A stop-over in Salt Lake City for a Sunday gave us opportunity to inquire as to the other part of our severed family- Mother and the other children. But we found no one who knew anything about them. Curiosity was gratified in having a chance that Sunday evening to see and hear that notable personage Brigham Young, at a gathering of the Saints in one of the ward school houses.
He was issuing a call for volunteers to move into Southern Utah, raise cotton and sugar cane, and so provide clothing and food articles, and by that means become more independent of “The Gentiles”. Bad boy, as I surely was, I was greatly shocked by the profanity which he employed in stressing the virtues of “Home Products” such as tobacco, so easily produced on the fertile lands along the banks of the Jordan River just south of the city. I may say that in my more mature years I have come to appreciate the shrewdness and statesmanship of this clever dictator and rank pretender, by whose undisputed sway for more than a quarter of the last century a great state with multitudes of sober, steady going people, who in many ways furnished us an example of what can be accomplished under the rigid regime of industry and sobriety imposed upon them by Brigham Young.
Day and night our stage pounded on with only an occasional stop for meals and change of horses, and at length, after 18 days of actual travel, Father and I were safely deposited in Council Bluffs, Iowa, about the 15th of October. My eleventh birthday had occurred on the way, and was celebrated by the customary supply of crackers and cheese which we had in store for the journey.
We found our way down to the old home place some thirty miles away and found our tenant in full swing of pomposity and big talk, as he claimed to have been in California himself sometime before we made the trip, and had to his credit some notable achievements of very doubtful moral character. He seemingly had been hoping that Father would never return and that he would become easy possessor of that fine Iowa farm. And so we enjoyed the old home during the late fall and winter – part of my time being taken with study in the district school, something in which I had never before been interested. Father became more restless and by early spring concluded to sell the farm, which he did at a scandalously low price (only $2500) and made preparations for another trip “Across the Plains”.

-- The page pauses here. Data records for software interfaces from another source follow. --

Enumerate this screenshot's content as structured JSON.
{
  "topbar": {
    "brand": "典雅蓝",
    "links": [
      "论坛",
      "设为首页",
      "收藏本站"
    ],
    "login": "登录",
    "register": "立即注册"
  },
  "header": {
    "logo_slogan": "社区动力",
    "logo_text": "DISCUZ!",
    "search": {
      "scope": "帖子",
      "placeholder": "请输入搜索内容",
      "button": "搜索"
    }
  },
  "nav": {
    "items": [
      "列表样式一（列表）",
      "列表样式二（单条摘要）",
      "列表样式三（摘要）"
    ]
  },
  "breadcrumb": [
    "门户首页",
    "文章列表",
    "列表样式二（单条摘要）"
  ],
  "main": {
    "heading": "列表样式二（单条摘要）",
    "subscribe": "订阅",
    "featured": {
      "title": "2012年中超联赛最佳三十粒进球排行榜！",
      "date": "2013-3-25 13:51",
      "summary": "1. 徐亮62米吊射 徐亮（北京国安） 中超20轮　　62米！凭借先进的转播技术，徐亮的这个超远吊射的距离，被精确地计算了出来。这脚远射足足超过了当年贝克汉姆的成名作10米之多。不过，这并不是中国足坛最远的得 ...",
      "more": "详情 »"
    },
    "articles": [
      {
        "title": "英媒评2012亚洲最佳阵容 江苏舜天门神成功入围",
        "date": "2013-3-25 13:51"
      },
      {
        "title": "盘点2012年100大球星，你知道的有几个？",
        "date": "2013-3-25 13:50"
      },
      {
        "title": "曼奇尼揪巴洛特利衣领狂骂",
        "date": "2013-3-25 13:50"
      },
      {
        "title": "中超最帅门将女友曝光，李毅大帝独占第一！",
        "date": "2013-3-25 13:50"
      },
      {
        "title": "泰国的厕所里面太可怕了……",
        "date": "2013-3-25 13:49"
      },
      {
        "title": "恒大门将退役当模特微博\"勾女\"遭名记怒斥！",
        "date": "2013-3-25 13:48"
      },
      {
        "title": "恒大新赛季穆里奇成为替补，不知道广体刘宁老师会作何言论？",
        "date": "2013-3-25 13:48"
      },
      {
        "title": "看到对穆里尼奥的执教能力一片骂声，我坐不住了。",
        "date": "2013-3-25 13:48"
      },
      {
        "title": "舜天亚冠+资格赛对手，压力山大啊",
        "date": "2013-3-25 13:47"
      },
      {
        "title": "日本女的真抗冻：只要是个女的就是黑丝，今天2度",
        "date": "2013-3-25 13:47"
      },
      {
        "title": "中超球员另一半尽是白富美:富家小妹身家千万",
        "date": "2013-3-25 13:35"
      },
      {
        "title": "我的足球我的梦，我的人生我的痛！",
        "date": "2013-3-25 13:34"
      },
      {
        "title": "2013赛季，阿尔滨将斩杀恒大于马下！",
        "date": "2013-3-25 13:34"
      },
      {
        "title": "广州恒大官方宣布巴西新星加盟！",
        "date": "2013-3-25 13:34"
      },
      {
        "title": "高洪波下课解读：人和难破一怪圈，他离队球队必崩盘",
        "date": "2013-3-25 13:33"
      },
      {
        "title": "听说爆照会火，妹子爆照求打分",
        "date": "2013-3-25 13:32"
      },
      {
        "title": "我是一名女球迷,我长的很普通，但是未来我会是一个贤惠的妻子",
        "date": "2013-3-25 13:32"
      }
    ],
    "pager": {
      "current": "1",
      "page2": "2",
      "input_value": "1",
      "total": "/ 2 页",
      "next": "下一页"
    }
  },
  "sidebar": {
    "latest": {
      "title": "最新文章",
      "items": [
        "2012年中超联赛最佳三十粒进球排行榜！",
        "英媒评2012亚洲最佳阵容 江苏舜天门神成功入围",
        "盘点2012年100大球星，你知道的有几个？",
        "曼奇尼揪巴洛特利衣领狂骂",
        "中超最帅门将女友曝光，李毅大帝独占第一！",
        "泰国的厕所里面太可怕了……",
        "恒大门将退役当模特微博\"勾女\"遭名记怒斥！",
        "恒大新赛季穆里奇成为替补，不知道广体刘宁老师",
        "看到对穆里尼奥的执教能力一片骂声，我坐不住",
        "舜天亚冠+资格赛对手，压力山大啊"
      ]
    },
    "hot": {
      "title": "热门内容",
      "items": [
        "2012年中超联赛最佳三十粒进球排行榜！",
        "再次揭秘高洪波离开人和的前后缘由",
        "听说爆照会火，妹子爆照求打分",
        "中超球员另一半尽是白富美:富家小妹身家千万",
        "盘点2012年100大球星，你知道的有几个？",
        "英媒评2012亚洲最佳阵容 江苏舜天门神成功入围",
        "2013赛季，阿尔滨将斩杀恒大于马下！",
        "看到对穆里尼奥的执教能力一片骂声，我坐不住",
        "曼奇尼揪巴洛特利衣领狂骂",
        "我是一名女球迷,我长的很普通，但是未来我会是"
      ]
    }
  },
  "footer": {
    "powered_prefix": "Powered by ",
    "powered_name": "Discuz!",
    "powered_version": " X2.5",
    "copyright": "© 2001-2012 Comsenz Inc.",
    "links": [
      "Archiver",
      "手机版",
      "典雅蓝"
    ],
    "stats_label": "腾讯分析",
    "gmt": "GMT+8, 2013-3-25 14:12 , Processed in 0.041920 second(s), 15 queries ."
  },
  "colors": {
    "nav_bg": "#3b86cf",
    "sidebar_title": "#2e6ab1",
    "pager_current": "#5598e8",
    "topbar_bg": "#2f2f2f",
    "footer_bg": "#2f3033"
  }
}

This time it was to be away out to the Pacific Northwest to the Gold Fields of the Salmon River, somewhere in the wonderful region since included in the state of Idaho. That journey, which began with ox-teams early in May and ended late in September in Portland Oregon, embraced happenings of a highly sensational character, which I have set forth in a fuller account not just now at hand. Of one thing I am certain, if the marauder who, with others, invaded our unguarded encampment one night out in Southern Wyoming, crept into our tent and took a rifle from under the pillow of Father and myself, had aimed better as I stood in the open doorway, something like seventy-four years of my earthly career would have been clipped off then and there. That
Bullet hole, close to where I stood, was for many a day a reminder of my narrow escape.